After work he routinely shared a needle to inject drugs in his veins. Sometimes he didn’t know what was in the drug cocktail, but he tried it all – cocaine, heroine, speed, acid.
“I didn’t care what it was; I just wanted to get the next high,” he said.
After one night of shooting up, he said, he felt more tired than usual, and his lymph nodes were swollen.
‘It woke me up’
Carolyn Brown flew to California to see her son in the hospital. She thought Hill had lymphoma. Years earlier, when he had tried to get into the Army, he was disqualified because a medical test falsely showed that he had lymphoma.
After giving him a blood test, the doctor told him he was HIV positive and that he likely had two years left to live.
“I was terrified for him; I just couldn’t believe it was happening,” Brown said.
Hill only remembers one thing from that day.
“All I can remember was that it woke me up,” he said. “It was like a switch went off …”
He stopped taking drugs.
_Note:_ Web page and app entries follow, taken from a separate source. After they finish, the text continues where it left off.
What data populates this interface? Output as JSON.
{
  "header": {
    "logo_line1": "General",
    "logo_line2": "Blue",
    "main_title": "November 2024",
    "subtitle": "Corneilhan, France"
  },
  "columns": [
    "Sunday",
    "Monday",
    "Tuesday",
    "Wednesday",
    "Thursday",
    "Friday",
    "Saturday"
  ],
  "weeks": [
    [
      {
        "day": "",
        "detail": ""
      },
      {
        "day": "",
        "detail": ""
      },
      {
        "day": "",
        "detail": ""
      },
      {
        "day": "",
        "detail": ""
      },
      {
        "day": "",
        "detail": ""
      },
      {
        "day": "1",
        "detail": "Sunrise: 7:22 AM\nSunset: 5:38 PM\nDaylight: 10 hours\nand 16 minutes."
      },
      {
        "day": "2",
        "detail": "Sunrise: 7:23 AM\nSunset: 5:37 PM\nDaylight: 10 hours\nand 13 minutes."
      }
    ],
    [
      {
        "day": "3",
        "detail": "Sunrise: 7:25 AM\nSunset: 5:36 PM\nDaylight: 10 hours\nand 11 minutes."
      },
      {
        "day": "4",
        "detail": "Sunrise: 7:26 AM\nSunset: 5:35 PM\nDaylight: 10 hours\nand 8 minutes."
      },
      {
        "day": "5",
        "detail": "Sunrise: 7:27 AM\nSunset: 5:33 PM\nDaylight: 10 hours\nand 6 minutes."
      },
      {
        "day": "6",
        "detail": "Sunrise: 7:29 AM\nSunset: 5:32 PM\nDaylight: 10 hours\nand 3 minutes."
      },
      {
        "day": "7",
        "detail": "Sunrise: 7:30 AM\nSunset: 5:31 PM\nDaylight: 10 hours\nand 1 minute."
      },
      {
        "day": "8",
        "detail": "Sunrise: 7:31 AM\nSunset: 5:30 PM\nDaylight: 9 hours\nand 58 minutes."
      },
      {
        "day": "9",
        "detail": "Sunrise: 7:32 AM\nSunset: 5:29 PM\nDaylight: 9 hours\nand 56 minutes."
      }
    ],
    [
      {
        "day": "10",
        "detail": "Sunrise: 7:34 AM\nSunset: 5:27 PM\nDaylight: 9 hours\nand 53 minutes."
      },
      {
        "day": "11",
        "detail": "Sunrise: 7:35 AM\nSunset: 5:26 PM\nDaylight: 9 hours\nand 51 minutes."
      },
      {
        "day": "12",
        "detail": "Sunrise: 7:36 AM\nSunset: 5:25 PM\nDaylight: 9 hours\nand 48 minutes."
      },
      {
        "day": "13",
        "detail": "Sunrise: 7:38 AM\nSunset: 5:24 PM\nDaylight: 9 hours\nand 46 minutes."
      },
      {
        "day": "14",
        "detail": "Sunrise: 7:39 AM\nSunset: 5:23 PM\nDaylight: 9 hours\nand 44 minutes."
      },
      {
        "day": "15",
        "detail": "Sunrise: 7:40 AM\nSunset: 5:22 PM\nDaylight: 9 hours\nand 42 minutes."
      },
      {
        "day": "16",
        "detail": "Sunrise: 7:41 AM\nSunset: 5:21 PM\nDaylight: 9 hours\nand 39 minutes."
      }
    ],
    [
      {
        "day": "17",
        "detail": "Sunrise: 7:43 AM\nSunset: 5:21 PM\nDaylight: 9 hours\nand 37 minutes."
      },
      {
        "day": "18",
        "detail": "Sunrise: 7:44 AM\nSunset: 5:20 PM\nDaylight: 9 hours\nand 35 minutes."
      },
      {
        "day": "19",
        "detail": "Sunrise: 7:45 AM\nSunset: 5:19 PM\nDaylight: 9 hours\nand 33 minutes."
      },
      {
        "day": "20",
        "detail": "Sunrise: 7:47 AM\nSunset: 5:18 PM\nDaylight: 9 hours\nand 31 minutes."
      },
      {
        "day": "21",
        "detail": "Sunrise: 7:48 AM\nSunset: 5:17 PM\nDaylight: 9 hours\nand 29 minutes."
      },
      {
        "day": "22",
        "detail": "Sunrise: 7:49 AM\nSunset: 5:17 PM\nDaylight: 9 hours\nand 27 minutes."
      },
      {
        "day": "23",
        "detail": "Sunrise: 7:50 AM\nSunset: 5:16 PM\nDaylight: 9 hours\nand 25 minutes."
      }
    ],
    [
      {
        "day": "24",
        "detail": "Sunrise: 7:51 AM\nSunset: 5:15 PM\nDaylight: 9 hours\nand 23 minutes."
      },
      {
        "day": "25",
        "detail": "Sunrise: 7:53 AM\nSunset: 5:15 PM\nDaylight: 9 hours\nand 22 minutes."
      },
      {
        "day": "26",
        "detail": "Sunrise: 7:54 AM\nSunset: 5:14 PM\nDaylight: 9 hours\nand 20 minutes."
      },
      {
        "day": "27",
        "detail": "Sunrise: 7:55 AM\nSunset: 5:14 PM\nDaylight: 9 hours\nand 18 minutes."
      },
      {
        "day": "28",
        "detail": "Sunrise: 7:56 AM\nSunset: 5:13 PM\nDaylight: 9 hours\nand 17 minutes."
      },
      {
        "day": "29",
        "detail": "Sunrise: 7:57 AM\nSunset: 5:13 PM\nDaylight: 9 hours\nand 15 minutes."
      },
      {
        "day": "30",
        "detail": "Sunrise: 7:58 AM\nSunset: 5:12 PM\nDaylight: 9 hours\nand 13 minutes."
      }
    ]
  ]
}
He wouldn’t even take the antiretrovirals his doctors prescribed to prevent AIDS.
He moved to North Carolina to stay with his mother and sever the relationships with old friends.
For about six months, he huddled in a chair, wrapped in a beige and blue afghan Brown had crocheted, to break his addiction.
After the sweating stopped, Hill began a strict exercise regimen and radically changed his eating habits.
Now he is militant about what he puts in his mouth: no chemicals, no processed foods. He preaches that mantra to his clients at the gym.
“I saw the benefits it gave me. I knew about exercise. I knew what to do,” he said. “I thought, ‘If only I could pass that along.’ ”
Training with Hill has changed their lives, said Laurel Gropper, an optometrist in Chapel Hill who sees Hill with her husband, Carl Stice. The couple were among the first Hill told about his HIV.
His story and the changes he’s made are inspiring, she said.
“I thought, ‘Oh my gosh, how strong a person to be able to live with this, to live with this kind of secret and endure the fear of what could be going on for him and his body [and decide] he was going to make a change.’… It takes an incredibly strong person,” she said. “I don’t know too many people that would have that much courage on all levels.”
Battling the virus
Hill is one of eight HIV-positive patients in an ongoing study at UNC, where researchers are using a drug used to treat lymphoma to lure the virus out of hiding. Researchers will examine the immune system’s response to the virus and the drug’s effect on the body.
The first phase of the study was a success, a second phase will begin in August.
His antiretroviral medication costs $3,700 a month, covered by health insurance. He takes seven pills, four times a day.
His hyperdisciplined path to health was a lonely one. Hill never got to know people well because he didn’t want to invite them to his house. If he had people over, he’d have to tell them he was HIV positive, he says.
“I really don’t have close friends. I have a trust issue I think in some regards and also the food was a big issue as well. If you’re trying to reel yourself in with food, it’s hard to be around most people because they want to feed you bad food,” he said.
He’s dated three women in North Carolina and told each one about his HIV status upfront, he says. Though each woman took it well, the relationships never lasted.
“Eliminating stress was a big issue as well; the average stress a relationship brings is too much for me,” he said.
Before doing this article, he also made sure each of the women supported him sharing his HIV story.
His contestant companion has been Zeka, his 8-year-old Australian-Jack Russell terrier mix, who often accompanies Hill on bike and canoe trips down the Haw River.
He let the secret go with one person at a time week by week.
In the beginning he was tentative to talk about his past, now it seems he’s almost compelled to share his journey, start him on one aspect and he’ll start telling it all.
He wants this story to connect with people who may have fears about HIV-positive people. He wants to help others like him who’ve been living their secret alone.
He wants a new start, to live like a “regular human being,” he said.
Now he has begun to.